Say how many lines in the entries hold the word "JSON", and reply with that number only.

• [Stored items]:
+++

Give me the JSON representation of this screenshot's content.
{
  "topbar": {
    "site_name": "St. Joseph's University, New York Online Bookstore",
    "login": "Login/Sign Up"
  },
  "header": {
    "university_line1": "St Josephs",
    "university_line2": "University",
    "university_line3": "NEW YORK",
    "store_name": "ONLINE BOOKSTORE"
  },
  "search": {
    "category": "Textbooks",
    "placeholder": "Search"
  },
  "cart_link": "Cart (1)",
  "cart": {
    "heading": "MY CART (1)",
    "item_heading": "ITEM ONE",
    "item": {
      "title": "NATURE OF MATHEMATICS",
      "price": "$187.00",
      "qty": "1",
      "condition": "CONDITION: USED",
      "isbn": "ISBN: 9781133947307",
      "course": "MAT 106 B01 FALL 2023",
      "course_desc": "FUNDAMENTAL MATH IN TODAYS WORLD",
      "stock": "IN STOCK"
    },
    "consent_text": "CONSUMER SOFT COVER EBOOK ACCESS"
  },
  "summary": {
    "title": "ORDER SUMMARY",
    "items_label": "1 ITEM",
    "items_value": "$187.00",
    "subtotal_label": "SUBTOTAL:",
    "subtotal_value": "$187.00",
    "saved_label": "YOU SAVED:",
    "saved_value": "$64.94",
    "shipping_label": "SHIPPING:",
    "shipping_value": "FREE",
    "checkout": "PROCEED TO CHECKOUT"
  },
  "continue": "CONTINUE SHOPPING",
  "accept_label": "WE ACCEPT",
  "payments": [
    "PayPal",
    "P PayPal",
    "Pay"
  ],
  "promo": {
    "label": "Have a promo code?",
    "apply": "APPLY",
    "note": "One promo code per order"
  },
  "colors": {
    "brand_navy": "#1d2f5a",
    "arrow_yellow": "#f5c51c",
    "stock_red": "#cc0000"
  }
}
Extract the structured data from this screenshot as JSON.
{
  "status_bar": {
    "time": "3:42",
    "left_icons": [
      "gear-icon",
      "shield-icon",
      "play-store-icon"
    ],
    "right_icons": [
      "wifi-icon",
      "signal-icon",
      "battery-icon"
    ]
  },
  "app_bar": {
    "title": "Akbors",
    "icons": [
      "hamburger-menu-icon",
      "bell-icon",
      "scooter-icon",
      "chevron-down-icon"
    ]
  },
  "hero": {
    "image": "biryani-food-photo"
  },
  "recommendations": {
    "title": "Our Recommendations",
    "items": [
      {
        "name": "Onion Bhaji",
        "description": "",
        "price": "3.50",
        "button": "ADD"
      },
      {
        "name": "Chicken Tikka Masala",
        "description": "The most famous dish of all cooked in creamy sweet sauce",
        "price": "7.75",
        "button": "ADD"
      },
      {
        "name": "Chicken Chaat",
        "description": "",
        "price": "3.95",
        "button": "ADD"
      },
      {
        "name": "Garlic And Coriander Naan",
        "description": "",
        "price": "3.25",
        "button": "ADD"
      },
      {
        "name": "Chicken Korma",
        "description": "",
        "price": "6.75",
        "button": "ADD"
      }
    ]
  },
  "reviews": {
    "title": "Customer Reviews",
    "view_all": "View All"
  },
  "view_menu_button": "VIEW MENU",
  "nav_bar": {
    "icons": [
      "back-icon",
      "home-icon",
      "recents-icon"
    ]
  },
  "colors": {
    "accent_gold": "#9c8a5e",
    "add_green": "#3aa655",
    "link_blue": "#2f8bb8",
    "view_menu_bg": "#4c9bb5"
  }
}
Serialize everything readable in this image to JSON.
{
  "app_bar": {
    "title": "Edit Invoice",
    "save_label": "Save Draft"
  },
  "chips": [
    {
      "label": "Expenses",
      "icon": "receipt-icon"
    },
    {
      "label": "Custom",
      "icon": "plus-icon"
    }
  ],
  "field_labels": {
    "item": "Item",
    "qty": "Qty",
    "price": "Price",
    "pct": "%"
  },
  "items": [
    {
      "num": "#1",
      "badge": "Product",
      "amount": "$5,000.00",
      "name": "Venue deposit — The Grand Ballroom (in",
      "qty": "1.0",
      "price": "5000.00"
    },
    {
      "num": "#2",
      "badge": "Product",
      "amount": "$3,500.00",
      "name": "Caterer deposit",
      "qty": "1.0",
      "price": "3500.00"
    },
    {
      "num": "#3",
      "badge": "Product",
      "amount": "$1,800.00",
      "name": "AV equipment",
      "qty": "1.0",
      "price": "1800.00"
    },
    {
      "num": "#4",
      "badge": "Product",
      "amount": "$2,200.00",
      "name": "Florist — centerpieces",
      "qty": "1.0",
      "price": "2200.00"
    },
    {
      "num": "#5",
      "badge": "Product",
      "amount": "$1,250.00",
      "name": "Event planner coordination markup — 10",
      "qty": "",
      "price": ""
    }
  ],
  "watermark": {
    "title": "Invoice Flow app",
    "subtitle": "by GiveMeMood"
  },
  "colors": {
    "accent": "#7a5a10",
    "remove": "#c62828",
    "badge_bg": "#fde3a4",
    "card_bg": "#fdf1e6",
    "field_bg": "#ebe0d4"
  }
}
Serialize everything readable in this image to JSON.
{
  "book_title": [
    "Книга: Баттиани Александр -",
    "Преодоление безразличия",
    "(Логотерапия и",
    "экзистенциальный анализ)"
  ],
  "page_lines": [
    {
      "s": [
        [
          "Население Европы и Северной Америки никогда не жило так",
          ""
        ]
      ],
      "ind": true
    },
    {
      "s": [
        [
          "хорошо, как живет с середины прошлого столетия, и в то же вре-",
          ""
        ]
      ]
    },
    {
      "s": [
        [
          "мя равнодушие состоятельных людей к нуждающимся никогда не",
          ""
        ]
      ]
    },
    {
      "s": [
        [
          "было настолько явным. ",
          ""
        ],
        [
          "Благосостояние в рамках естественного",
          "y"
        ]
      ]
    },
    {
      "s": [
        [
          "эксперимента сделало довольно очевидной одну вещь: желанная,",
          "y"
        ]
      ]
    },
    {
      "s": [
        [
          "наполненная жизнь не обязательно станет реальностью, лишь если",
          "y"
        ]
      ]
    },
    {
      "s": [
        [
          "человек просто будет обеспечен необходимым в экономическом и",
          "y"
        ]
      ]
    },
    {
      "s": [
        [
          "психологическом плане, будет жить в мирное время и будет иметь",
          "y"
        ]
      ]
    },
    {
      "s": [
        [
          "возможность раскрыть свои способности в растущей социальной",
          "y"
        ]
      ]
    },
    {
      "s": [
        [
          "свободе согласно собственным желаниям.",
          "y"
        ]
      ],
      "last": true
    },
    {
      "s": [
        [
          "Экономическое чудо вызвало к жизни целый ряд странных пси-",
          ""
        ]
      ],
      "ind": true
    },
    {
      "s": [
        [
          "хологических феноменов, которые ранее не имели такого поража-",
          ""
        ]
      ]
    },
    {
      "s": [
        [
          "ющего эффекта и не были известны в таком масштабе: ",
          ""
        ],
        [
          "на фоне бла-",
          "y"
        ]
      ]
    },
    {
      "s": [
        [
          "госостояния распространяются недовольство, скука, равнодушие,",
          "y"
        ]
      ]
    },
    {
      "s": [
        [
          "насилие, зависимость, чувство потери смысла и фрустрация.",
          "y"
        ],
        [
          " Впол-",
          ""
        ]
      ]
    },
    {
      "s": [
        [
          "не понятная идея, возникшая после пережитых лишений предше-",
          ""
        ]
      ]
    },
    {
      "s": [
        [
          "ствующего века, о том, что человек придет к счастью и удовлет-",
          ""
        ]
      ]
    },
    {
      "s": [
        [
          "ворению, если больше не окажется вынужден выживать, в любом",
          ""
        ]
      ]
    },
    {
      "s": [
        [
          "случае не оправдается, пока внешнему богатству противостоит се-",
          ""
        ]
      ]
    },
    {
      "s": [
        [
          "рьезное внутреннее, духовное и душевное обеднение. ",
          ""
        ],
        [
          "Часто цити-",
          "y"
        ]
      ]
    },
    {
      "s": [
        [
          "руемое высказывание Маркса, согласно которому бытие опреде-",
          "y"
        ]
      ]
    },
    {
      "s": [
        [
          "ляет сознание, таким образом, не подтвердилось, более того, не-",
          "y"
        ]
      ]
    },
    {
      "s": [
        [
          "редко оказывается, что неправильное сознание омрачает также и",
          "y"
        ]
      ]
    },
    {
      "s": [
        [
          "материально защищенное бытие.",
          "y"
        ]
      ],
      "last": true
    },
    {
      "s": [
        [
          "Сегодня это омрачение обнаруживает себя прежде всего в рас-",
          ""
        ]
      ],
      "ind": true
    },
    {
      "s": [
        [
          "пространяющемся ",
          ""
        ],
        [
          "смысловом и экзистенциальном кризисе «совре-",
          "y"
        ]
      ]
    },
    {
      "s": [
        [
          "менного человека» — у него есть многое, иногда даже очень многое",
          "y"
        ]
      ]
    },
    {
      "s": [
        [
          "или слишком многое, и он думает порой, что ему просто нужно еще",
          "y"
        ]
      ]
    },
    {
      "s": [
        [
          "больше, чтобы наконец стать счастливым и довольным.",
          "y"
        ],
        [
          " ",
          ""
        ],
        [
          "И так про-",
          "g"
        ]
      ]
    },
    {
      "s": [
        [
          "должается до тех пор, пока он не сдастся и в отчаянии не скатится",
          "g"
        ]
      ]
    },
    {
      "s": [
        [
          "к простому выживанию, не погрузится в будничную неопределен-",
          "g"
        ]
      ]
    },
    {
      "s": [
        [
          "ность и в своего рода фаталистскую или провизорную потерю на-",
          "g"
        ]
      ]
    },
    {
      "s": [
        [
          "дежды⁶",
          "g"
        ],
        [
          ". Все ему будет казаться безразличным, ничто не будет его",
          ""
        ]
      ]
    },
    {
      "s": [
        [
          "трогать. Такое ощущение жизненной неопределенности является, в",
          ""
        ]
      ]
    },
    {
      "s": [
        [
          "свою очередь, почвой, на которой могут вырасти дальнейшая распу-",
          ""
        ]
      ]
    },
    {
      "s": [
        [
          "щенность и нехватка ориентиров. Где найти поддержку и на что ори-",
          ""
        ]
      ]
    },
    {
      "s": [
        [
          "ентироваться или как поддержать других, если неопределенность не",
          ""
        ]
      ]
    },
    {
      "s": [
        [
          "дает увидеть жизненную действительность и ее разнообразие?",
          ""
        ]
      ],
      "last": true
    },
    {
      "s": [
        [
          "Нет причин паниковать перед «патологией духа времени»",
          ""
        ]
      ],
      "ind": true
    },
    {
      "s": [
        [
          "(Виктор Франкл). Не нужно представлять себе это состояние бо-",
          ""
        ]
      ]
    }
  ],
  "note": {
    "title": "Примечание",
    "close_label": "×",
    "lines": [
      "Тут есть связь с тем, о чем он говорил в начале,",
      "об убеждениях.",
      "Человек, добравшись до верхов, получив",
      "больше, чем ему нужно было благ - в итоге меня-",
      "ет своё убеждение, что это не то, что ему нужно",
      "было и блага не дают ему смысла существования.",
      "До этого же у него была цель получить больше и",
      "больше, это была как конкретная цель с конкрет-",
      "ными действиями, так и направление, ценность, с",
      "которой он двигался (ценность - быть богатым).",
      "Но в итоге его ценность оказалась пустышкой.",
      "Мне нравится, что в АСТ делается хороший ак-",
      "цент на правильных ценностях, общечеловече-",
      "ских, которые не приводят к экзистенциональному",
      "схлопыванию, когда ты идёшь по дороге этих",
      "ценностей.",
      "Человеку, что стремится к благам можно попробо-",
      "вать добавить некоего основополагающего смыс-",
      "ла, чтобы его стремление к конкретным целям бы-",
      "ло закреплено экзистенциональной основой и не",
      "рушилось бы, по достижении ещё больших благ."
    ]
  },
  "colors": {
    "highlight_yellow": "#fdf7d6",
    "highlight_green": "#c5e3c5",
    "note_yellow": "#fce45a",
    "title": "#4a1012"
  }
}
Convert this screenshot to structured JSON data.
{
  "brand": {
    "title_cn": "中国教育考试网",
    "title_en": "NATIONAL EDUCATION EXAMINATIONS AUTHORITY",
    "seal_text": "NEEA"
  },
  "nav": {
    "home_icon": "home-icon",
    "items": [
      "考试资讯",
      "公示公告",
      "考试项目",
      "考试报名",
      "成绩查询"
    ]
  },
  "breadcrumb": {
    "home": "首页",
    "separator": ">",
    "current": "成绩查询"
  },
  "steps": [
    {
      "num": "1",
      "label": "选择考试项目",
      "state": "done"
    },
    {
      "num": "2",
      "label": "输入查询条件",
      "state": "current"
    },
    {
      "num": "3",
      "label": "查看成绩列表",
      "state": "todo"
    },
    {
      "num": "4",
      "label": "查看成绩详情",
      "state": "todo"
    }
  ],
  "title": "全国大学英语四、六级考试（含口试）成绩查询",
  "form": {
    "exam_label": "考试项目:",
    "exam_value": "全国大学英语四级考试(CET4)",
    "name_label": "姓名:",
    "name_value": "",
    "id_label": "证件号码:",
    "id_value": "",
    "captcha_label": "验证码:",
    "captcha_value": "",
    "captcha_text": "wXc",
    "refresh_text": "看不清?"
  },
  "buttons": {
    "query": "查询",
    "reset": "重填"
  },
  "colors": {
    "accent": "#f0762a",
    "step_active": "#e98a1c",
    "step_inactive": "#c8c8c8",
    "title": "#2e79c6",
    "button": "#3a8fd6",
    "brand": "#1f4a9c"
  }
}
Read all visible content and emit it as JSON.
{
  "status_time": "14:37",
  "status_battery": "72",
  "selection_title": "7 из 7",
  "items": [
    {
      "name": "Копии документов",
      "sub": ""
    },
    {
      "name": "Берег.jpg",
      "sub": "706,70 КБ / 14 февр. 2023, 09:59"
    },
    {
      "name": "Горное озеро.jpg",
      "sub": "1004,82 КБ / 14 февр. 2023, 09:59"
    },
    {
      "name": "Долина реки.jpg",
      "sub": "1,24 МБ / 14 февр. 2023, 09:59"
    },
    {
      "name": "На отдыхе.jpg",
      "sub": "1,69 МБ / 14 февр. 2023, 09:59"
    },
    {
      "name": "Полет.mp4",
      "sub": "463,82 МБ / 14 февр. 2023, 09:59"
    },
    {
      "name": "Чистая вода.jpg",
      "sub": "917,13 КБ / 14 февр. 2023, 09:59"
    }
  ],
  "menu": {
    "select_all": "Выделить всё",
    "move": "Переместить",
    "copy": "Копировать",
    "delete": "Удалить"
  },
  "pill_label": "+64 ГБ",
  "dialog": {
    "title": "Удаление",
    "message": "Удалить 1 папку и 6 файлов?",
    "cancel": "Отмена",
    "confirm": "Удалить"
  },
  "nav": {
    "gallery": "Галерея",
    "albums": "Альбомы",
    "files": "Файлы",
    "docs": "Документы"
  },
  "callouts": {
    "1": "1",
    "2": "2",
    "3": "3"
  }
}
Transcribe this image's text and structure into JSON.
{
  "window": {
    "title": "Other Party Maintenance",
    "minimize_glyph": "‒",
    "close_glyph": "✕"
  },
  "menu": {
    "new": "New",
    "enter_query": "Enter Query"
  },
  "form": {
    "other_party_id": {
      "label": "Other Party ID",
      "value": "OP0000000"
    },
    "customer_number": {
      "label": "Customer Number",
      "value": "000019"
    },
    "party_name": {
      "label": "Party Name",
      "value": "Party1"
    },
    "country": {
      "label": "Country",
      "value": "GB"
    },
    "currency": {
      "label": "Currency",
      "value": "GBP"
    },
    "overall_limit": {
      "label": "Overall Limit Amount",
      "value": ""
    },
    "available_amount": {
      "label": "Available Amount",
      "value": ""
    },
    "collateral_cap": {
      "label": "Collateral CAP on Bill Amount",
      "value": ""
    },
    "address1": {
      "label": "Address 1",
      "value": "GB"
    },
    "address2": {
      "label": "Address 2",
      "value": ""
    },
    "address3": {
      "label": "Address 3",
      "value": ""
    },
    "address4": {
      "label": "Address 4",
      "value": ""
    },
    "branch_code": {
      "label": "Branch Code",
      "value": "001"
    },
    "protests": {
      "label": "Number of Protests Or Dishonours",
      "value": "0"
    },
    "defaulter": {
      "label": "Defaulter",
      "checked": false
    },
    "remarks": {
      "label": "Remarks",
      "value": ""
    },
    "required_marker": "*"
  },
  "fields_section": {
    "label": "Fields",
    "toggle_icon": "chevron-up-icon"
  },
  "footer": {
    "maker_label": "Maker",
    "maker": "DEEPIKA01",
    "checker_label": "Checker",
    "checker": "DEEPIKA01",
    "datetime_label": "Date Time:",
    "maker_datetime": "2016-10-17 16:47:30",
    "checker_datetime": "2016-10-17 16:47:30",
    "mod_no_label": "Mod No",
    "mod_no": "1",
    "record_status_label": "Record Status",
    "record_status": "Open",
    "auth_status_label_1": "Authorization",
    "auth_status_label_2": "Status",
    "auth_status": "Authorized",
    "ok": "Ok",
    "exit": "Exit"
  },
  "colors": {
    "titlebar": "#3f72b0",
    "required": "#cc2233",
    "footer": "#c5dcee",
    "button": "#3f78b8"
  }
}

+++

• [ANSWER BOX]:
7